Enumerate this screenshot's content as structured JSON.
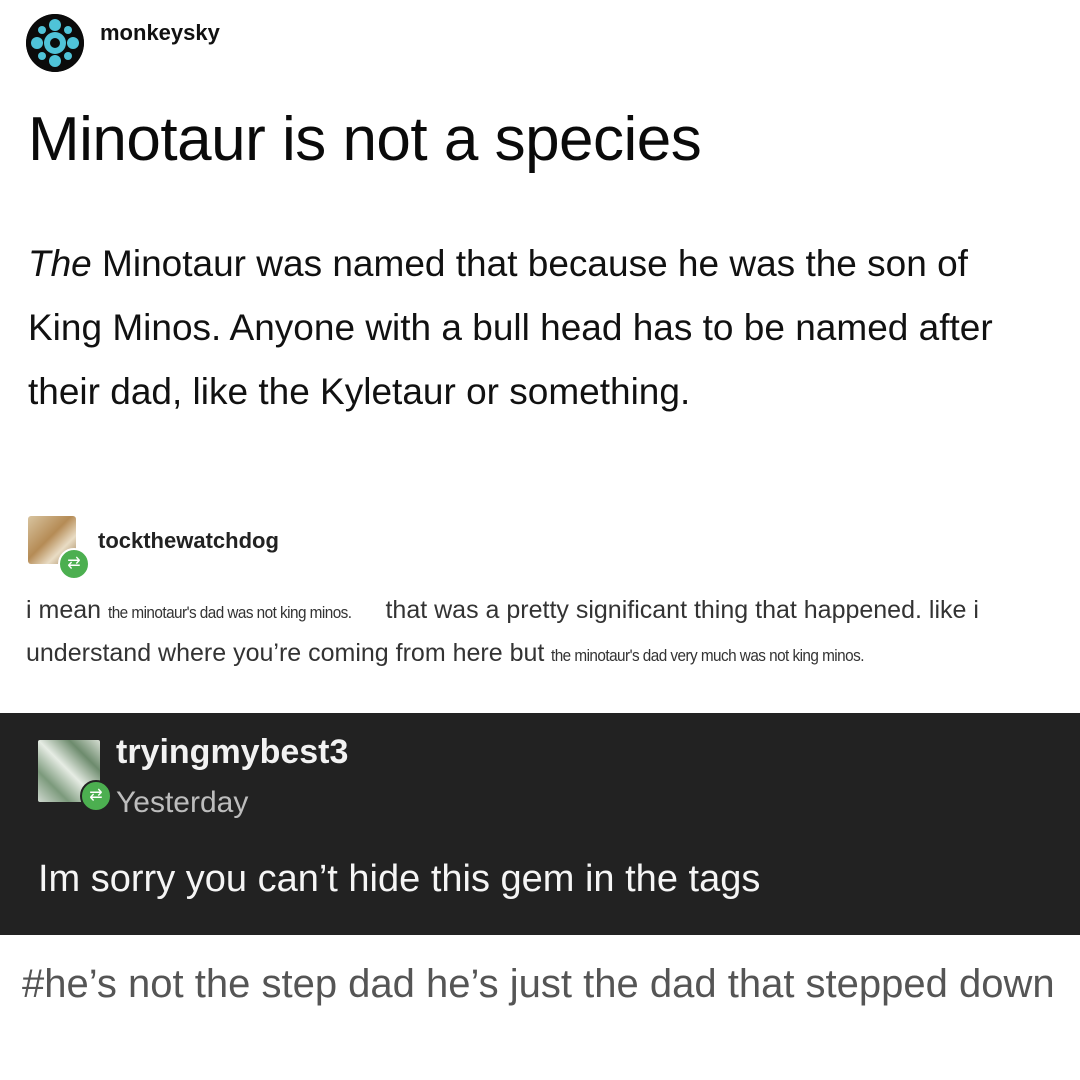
{
  "post": {
    "username": "monkeysky",
    "title": "Minotaur is not a species",
    "body_lead_italic": "The",
    "body_rest": " Minotaur was named that because he was the son of King Minos. Anyone with a bull head has to be named after their dad, like the Kyletaur or something."
  },
  "reblog": {
    "username": "tockthewatchdog",
    "badge_icon": "reblog-icon",
    "text_1": "i mean ",
    "text_2_small": "the minotaur's dad was not king minos.",
    "text_3": " that was a pretty significant thing that happened. like i understand where you’re coming from here but ",
    "text_4_small": "the minotaur's dad very much was not king minos."
  },
  "reply": {
    "username": "tryingmybest3",
    "timestamp": "Yesterday",
    "body": "Im sorry you can’t hide this gem in the tags",
    "badge_icon": "reblog-icon",
    "background": "#222222"
  },
  "tags": {
    "text": "#he’s not the step dad he’s just the dad that stepped down"
  }
}
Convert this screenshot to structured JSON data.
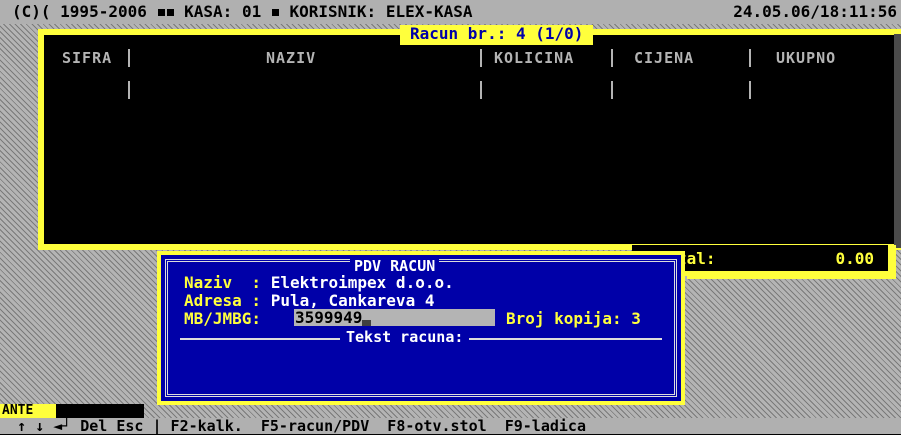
{
  "header": {
    "left_text": "(C)( 1995-2006",
    "kasa_text": "KASA: 01",
    "user_text": "KORISNIK: ELEX-KASA",
    "datetime": "24.05.06/18:11:56"
  },
  "receipt_window": {
    "title": "Racun br.: 4 (1/0)",
    "columns": [
      "SIFRA",
      "NAZIV",
      "KOLICINA",
      "CIJENA",
      "UKUPNO"
    ]
  },
  "total": {
    "label": "tal:",
    "value": "0.00"
  },
  "dialog": {
    "title": "PDV RACUN",
    "naziv_label": "Naziv  : ",
    "naziv_value": "Elektroimpex d.o.o.",
    "adresa_label": "Adresa : ",
    "adresa_value": "Pula, Cankareva 4",
    "mb_label": "MB/JMBG: ",
    "mb_value": "3599949",
    "broj_kopija": "Broj kopija: 3",
    "tekst_label": "Tekst racuna:"
  },
  "user_label": "ANTE",
  "footer": {
    "text": " ↑ ↓ ◄┘ Del Esc | F2-kalk.  F5-racun/PDV  F8-otv.stol  F9-ladica"
  },
  "colors": {
    "accent_yellow": "#ffff3c",
    "dialog_blue": "#0000a8",
    "bar_gray": "#b0b0b0"
  }
}
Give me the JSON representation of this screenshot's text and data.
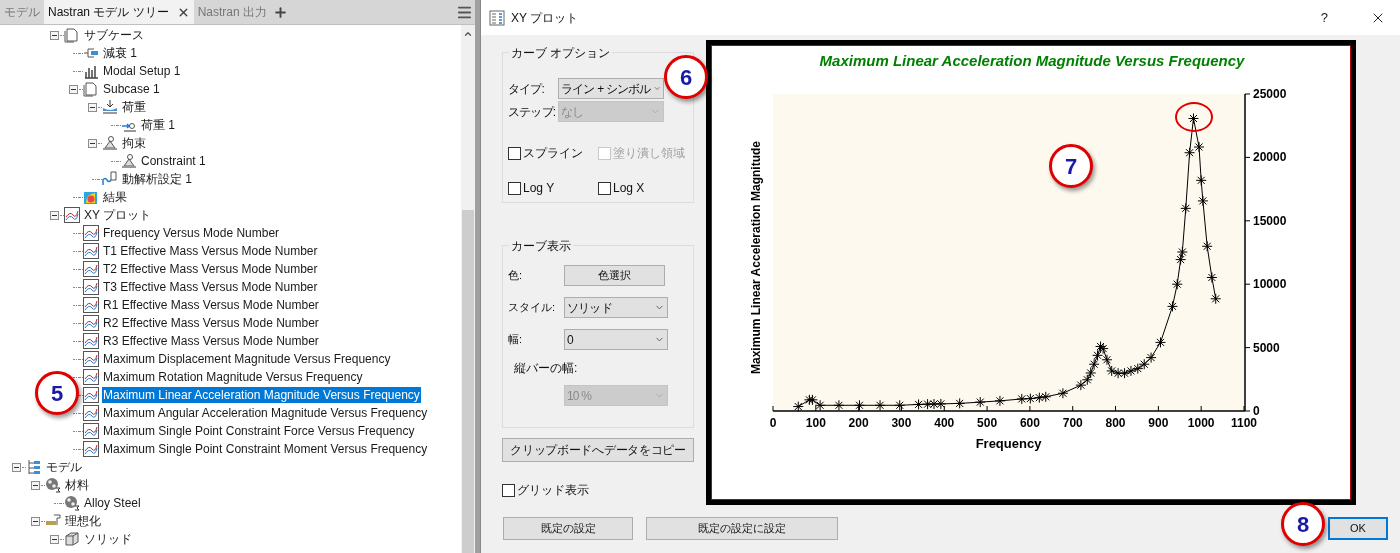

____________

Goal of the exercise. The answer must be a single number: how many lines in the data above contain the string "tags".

Solution to the exercise. 2